Peter died May 3, 1712.  Alice had died earlier, in 1705, and Peter married Elizabeth Shaw two years later.  His will makes generous provisions for her care, gives a double share to eldest son John, and leaves bequests to his younger children who had not yet received their land.  The three older sons had received lands by deed prior to Peter's final illness.  His inventory was valued at over 278 pounds, including real estate.  He had a few farm animals, furniture, bookx, and hand tools but there was nothing in the inventory to make me think he was especially prosperous, or at least not much of a spender.  Most of his wealth was in his land, and in his family.

I'm proud of Peter.  He was a good grandson, a deacon in the church, a respected man in his community and a good father.  No wonder Elizabeth Shaw was willing to marry him!

Our line of descent is

Peter Holbrook-Alice Godfrey
Joseph Holbrook-Mary Cook
Jesse Holbrook=Abigail Thayer
Amariah Holbrook-Molly Wright
Nahum Holbrook-Susanna Rockwood
Joseph R Holbrook-Mary Elizabeth Whittemore
Fremont Holbrook-Phoebe Brown
Loren Holbrook-Etta Stanard
Gladys Holbrook-Richard Allen
Their descendants

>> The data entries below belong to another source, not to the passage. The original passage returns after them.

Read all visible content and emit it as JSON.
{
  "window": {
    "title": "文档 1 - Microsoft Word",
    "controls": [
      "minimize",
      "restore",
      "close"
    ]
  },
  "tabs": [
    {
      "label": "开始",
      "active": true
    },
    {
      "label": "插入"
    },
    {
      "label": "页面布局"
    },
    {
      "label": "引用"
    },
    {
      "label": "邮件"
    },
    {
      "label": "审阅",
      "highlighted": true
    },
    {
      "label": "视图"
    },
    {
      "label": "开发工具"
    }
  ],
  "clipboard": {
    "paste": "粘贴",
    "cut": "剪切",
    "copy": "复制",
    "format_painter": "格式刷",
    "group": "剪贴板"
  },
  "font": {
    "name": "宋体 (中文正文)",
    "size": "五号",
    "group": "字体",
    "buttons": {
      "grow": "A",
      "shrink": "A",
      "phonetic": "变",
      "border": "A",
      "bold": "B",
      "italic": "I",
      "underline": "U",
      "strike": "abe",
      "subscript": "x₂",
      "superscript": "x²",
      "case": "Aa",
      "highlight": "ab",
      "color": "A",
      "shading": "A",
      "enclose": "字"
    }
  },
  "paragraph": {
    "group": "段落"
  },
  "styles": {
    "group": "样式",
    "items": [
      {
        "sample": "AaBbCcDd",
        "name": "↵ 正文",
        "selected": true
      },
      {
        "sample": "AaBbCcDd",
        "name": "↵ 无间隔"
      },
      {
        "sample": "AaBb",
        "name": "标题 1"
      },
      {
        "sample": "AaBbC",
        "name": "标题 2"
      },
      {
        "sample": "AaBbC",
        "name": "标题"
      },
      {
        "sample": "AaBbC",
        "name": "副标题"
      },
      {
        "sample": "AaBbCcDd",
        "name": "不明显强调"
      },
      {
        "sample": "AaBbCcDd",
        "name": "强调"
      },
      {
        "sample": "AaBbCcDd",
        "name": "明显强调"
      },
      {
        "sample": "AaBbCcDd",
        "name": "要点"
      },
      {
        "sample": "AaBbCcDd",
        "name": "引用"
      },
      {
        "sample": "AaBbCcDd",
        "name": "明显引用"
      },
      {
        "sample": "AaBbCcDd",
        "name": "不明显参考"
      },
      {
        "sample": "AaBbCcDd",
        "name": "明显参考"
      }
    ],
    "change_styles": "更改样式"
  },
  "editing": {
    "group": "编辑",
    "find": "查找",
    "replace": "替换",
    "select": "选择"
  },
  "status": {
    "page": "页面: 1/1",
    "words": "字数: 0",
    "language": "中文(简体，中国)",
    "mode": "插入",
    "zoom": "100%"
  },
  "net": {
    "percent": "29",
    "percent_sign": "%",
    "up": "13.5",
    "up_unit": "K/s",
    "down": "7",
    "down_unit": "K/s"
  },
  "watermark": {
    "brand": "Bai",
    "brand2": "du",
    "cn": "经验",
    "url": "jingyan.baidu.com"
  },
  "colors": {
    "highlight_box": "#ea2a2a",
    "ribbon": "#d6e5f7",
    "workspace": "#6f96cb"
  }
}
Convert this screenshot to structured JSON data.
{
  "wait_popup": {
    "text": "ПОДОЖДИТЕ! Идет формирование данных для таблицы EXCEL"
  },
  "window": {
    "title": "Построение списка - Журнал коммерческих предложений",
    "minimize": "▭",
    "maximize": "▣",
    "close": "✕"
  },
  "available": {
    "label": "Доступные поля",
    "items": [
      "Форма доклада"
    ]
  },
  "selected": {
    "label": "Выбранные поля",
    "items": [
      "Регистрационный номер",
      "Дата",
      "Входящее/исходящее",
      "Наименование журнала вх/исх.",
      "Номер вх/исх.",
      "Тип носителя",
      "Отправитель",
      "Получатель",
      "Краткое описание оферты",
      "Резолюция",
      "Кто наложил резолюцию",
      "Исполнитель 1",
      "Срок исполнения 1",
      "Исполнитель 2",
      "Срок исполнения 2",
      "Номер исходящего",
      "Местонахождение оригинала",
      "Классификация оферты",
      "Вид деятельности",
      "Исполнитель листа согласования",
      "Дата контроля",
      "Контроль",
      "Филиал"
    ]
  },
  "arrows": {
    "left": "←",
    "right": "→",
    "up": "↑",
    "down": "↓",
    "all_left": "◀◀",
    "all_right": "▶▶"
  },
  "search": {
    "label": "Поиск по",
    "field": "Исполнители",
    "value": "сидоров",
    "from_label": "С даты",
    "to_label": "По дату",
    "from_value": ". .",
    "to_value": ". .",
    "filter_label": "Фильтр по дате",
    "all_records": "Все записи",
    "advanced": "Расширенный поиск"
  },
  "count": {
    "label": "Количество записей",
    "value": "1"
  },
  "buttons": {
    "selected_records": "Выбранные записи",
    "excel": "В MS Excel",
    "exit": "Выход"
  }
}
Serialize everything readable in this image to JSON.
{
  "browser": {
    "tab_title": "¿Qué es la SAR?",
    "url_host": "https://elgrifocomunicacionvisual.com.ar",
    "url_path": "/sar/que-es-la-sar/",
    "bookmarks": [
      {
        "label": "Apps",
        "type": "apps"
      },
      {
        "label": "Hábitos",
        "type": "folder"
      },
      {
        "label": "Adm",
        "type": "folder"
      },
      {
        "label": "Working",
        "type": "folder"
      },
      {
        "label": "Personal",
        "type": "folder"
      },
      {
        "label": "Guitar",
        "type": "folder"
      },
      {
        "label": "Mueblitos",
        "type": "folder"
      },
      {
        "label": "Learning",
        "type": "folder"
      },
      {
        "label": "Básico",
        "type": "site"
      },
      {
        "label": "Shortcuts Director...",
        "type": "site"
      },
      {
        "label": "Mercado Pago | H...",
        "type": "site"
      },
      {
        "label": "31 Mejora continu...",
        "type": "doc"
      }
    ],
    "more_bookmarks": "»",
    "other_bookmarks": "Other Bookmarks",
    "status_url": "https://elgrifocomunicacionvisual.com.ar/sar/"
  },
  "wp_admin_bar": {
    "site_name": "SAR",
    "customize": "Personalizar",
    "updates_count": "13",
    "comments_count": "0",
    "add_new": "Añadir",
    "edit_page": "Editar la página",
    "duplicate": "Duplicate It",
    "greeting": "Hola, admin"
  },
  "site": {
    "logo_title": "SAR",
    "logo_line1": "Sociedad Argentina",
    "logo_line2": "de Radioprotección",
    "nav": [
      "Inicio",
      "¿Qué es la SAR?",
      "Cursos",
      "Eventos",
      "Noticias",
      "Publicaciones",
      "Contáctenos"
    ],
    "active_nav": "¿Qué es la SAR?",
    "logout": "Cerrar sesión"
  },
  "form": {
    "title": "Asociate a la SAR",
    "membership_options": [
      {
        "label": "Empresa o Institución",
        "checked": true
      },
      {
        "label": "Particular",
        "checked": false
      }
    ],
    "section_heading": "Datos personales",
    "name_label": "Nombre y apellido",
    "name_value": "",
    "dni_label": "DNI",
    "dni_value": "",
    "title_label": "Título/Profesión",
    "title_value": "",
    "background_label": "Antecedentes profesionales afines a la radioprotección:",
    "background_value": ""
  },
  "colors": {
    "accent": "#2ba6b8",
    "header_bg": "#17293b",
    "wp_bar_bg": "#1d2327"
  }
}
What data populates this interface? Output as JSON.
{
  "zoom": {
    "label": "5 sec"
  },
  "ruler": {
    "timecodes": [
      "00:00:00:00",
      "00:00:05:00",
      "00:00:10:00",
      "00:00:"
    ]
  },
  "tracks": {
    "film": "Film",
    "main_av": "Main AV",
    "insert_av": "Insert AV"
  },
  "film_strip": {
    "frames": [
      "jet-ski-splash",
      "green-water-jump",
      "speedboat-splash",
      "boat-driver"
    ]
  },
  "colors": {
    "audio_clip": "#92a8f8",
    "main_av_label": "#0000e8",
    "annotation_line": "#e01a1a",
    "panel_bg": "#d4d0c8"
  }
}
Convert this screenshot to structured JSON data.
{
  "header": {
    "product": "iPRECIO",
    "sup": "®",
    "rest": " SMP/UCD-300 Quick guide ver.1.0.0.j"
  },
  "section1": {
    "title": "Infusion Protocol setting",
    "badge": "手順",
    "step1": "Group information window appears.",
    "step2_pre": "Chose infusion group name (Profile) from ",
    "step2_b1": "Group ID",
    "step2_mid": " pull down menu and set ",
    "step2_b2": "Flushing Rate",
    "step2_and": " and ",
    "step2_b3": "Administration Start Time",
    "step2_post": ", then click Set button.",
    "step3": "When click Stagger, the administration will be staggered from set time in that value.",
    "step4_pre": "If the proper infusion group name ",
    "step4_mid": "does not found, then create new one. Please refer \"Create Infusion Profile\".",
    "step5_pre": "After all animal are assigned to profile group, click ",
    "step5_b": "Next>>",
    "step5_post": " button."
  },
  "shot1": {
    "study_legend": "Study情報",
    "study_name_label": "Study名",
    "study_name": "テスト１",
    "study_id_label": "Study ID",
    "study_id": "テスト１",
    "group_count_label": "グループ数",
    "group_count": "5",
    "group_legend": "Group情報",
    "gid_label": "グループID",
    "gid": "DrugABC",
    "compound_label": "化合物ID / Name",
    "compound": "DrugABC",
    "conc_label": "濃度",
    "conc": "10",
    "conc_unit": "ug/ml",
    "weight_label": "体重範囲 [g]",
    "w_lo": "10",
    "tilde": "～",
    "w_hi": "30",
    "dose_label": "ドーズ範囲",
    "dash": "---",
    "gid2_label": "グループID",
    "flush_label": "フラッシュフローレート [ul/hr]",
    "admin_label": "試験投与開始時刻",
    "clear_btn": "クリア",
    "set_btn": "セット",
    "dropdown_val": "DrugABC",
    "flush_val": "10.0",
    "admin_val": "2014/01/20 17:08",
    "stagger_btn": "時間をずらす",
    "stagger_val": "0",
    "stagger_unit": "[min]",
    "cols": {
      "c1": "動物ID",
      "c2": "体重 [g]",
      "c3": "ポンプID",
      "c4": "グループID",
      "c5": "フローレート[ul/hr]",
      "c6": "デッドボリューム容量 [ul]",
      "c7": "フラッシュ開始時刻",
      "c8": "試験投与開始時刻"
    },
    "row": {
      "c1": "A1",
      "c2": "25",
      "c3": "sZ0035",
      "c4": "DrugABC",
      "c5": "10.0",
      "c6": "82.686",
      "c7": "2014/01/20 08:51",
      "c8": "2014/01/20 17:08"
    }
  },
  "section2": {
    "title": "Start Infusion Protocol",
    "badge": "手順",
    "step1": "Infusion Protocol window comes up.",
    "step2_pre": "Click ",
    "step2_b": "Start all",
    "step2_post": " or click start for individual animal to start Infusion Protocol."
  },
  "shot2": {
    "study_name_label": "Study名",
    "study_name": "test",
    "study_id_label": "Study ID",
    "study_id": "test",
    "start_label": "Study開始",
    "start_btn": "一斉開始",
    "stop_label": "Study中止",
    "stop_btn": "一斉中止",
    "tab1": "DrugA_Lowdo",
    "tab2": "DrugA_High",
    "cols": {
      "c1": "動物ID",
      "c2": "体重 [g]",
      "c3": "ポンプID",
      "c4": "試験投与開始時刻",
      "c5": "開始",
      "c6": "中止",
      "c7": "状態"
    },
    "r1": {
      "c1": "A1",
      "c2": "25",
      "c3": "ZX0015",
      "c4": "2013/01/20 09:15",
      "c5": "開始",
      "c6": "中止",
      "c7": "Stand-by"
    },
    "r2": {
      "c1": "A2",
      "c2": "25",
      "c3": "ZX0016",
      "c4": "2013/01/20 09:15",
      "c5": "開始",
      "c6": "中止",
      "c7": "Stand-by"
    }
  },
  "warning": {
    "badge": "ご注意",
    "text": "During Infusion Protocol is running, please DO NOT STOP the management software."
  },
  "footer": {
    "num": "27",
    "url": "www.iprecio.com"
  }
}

Fun fact:  Peter Holbrook was the ancestor of William Howard Taft, President of the US, Barbara Bush, and George W Bush, another President.